Today's Microsoft code name of the day is "G2", aka Windows Live Messenger Mobile client for Windows Mobile devices (Yikes. Bring on the naming police!)
The word is out: Lead Samba developer Jeremy Allison has quit Novell in protest over the Microsoft-Novell alliance, unveiled on November 1. What isn't widely known, at least so far, is that Allison is joining Microsoft rival Google. Here's what Allison had to say on his decision.
Lead Samba developer Jeremy Allison has resigned from Novell, citing the Microsoft-Novell pact as the reason for his departure.
Today's codename quiz: Name the Microsoft product that almost was christened with the codename "Kilimanjaro," but ended up with a different, yet equally majestic, name instead.
Microsoft released to testers on the evening (EST) of December 20 the December Community Technology Preview (CTP) build of Longhorn Server.
Microsoft has released to testers builds of its next version of Windows Small Business Server (code-named "Cougar") and its first release of Windows Midmarket Server (code-named "Centro"), company officials said on December 19.

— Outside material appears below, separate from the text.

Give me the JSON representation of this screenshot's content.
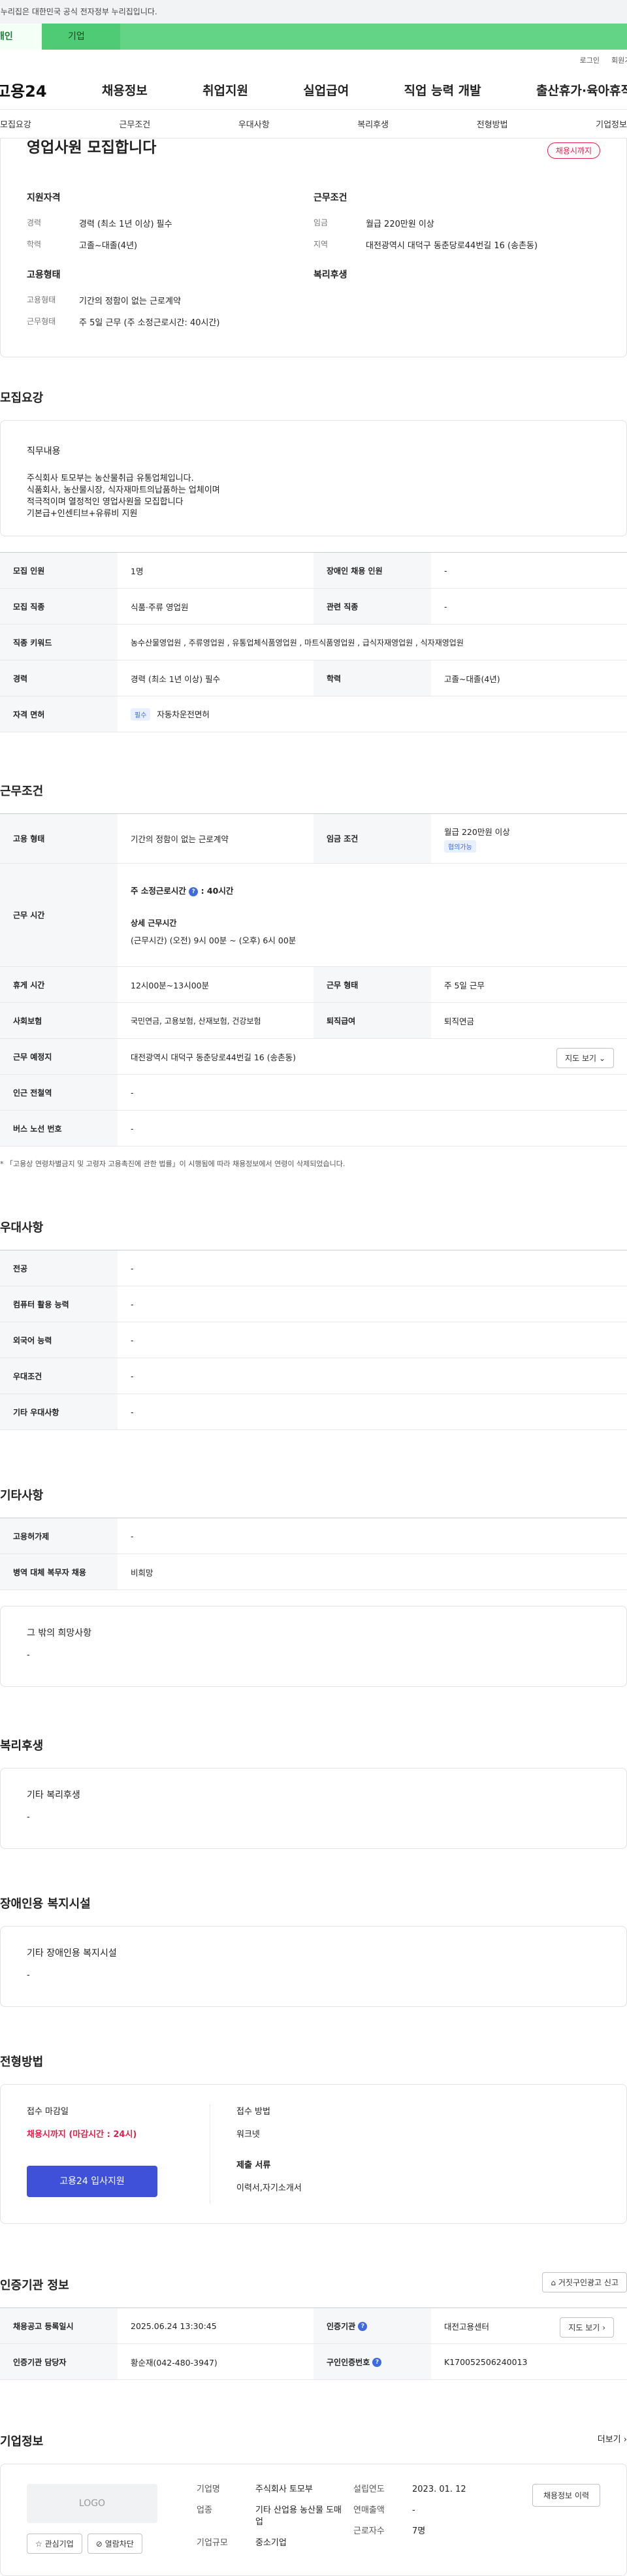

Quite a few of the e-mails I receive start out with "Whatever happened to ... (insert Microsoft product, person and/or strategy here). In that spirit, here are ten Microsoft-related disappearances about which I'm left wondering as 2006 draws to a close.
Microsoft has reissued Office for Mac security patches that it distributed erroneously last week, and released a draft of the PatchGuard APIs for which its security competitors and partners have been clamoring.
The "Microsoft Code Name a Day" series hits Day 17. Today's entry is "Decatur," a codename for a set of Microsoft-developed tools that may never go commercial.